The ranks of progressive officials at the municipal level are growing, as activists run for and win mayoralties and City Council seats. Here are eight local leaders who have already jumped beyond the boundaries of their communities to address state and national issues. They’ve done so with an effectiveness that has drawn attention and talk about their seeking higher office.
Antonio Villaraigosa: Mayor, Los Angeles
The first time Antonio Villaraigosa ran for mayor of America’s second-largest city, in 2001, he did so as the candidate of a progressive coalition of Latinos, labor and white lefties. But a key element of the coalition was missing: African-Americans, most of whom backed Villaraigosa’s opponent, James Hahn, a moderate Democrat, who won the election. Over the next four years Villaraigosa worked to earn the confidence and the endorsements of key players in the African-American community, such as Representative Maxine Waters, who had supported Hahn in 2001, and City Councilman Bernard Parks, the firing of whom as police chief soured many African-American voters on Hahn. On May 17 Villaraigosa ousted Hahn, and already he’s planning to toss lobbyists off city boards and commissions; implement the LA-Rx prescription-drug discount program, which he initiated while serving on the City Council; and promote a massive initiative to develop affordable housing in a city with one of the lowest home ownership rates in the country. Villaraigosa’s experience at the local and state levels of government (he’s a former speaker of the State Assembly) and at the street level (he’s also a former union organizer) holds out the prospect that he will emerge not just as the country’s most recognizable Latino mayor but also as its most prominent spokesman for progressive ideas about governing.
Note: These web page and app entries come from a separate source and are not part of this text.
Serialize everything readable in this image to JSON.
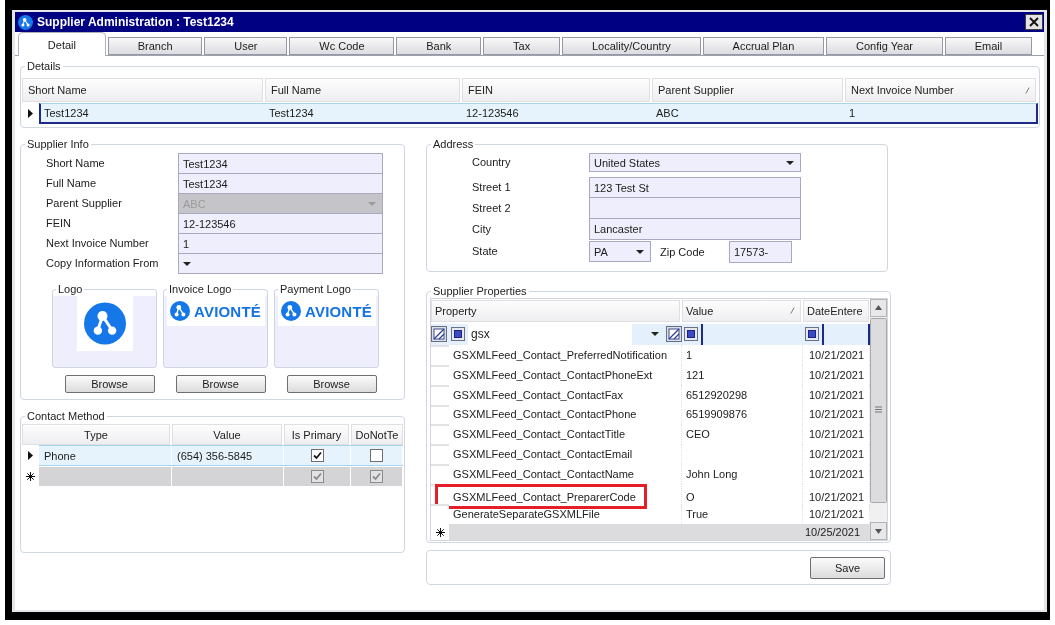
{
  "window": {
    "title": "Supplier Administration : Test1234"
  },
  "tabs": [
    {
      "label": "Detail",
      "selected": true
    },
    {
      "label": "Branch",
      "selected": false
    },
    {
      "label": "User",
      "selected": false
    },
    {
      "label": "Wc Code",
      "selected": false
    },
    {
      "label": "Bank",
      "selected": false
    },
    {
      "label": "Tax",
      "selected": false
    },
    {
      "label": "Locality/Country",
      "selected": false
    },
    {
      "label": "Accrual Plan",
      "selected": false
    },
    {
      "label": "Config Year",
      "selected": false
    },
    {
      "label": "Email",
      "selected": false
    }
  ],
  "details": {
    "title": "Details",
    "columns": [
      {
        "label": "Short Name",
        "sorted": false
      },
      {
        "label": "Full Name",
        "sorted": false
      },
      {
        "label": "FEIN",
        "sorted": false
      },
      {
        "label": "Parent Supplier",
        "sorted": false
      },
      {
        "label": "Next Invoice Number",
        "sorted": true
      }
    ],
    "rows": [
      {
        "selected": true,
        "cells": [
          "Test1234",
          "Test1234",
          "12-123546",
          "ABC",
          "1"
        ]
      }
    ]
  },
  "supplier_info": {
    "title": "Supplier Info",
    "fields": [
      {
        "label": "Short Name",
        "kind": "text",
        "value": "Test1234",
        "disabled": false
      },
      {
        "label": "Full Name",
        "kind": "text",
        "value": "Test1234",
        "disabled": false
      },
      {
        "label": "Parent Supplier",
        "kind": "combo",
        "value": "ABC",
        "disabled": true
      },
      {
        "label": "FEIN",
        "kind": "text",
        "value": "12-123546",
        "disabled": false
      },
      {
        "label": "Next Invoice Number",
        "kind": "text",
        "value": "1",
        "disabled": false
      },
      {
        "label": "Copy Information From",
        "kind": "combo",
        "disabled": false
      }
    ],
    "logos": [
      {
        "title": "Logo",
        "kind": "mark",
        "button": "Browse"
      },
      {
        "title": "Invoice Logo",
        "kind": "wordmark",
        "wordmark": "AVIONTÉ",
        "button": "Browse"
      },
      {
        "title": "Payment Logo",
        "kind": "wordmark",
        "wordmark": "AVIONTÉ",
        "button": "Browse"
      }
    ]
  },
  "contact_method": {
    "title": "Contact Method",
    "columns": [
      "Type",
      "Value",
      "Is Primary",
      "DoNotTe"
    ],
    "rows": [
      {
        "kind": "data",
        "selected": true,
        "type": "Phone",
        "value": "(654) 356-5845",
        "is_primary": true,
        "column_4": false
      },
      {
        "kind": "new",
        "selected": false,
        "is_primary": true,
        "column_4": true
      }
    ]
  },
  "address": {
    "title": "Address",
    "country": {
      "label": "Country",
      "value": "United States"
    },
    "street_1": {
      "label": "Street 1",
      "value": "123 Test St"
    },
    "street_2": {
      "label": "Street 2"
    },
    "city": {
      "label": "City",
      "value": "Lancaster"
    },
    "state": {
      "label": "State",
      "value": "PA"
    },
    "zip_code": {
      "label": "Zip Code",
      "value": "17573-"
    }
  },
  "supplier_properties": {
    "title": "Supplier Properties",
    "columns": [
      {
        "label": "Property",
        "sorted": false
      },
      {
        "label": "Value",
        "sorted": true
      },
      {
        "label": "DateEntere",
        "sorted": false
      }
    ],
    "filter": {
      "value": "gsx"
    },
    "rows": [
      {
        "property": "GSXMLFeed_Contact_PreferredNotification",
        "value": "1",
        "date": "10/21/2021",
        "highlighted": false
      },
      {
        "property": "GSXMLFeed_Contact_ContactPhoneExt",
        "value": "121",
        "date": "10/21/2021",
        "highlighted": false
      },
      {
        "property": "GSXMLFeed_Contact_ContactFax",
        "value": "6512920298",
        "date": "10/21/2021",
        "highlighted": false
      },
      {
        "property": "GSXMLFeed_Contact_ContactPhone",
        "value": "6519909876",
        "date": "10/21/2021",
        "highlighted": false
      },
      {
        "property": "GSXMLFeed_Contact_ContactTitle",
        "value": "CEO",
        "date": "10/21/2021",
        "highlighted": false
      },
      {
        "property": "GSXMLFeed_Contact_ContactEmail",
        "date": "10/21/2021",
        "highlighted": false
      },
      {
        "property": "GSXMLFeed_Contact_ContactName",
        "value": "John Long",
        "date": "10/21/2021",
        "highlighted": false
      },
      {
        "property": "GSXMLFeed_Contact_PreparerCode",
        "value": "O",
        "date": "10/21/2021",
        "highlighted": true
      },
      {
        "property": "GenerateSeparateGSXMLFile",
        "value": "True",
        "date": "10/21/2021",
        "highlighted": false
      }
    ],
    "new_row": {
      "date": "10/25/2021"
    }
  },
  "save_button": {
    "label": "Save"
  }
}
Rocky Anderson: Mayor, Salt Lake City
Angered by the Bush Administration’s refusal to sign on to the Kyoto Protocol, Salt Lake City Mayor Rocky Anderson committed in 2002 to have city operations abide by the treaty’s greenhouse gas reduction goals. “In the face of the failure of national leadership in the United States on this issue, local and state governments throughout our nation have an especially important role to play in reducing greenhouse gas emissions to reverse the dangerous trend toward global warming,” Anderson says. The initial plan was to meet the goals by 2012, but Anderson’s moves to purchase wind power, convert the city fleet to alternative-fuel vehicles and dramatically increase recycling mean that the city could be in accord with the protocol by later this year. Anderson, a former president of the local chapter of the American Civil Liberties Union, is showing how a progressive can thrive even in an overwhelmingly conservative state. (Utah gave George W. Bush 71 percent of its 2004 presidential vote, the highest percentage nationwide.) After reflecting on the fact that he had won 55 percent of the Salt Lake City vote in a losing run for Congress in 1996, Anderson adjusted his focus and has since won two races for mayor. But he hasn’t trimmed his political sails. He speaks out against English-only legislation and for gay rights, he’s launched living-wage initiatives and he’s successfully campaigned for a transit sales tax increase to fund commuter- and light-rail transportation schemes that are making Salt Lake City greener.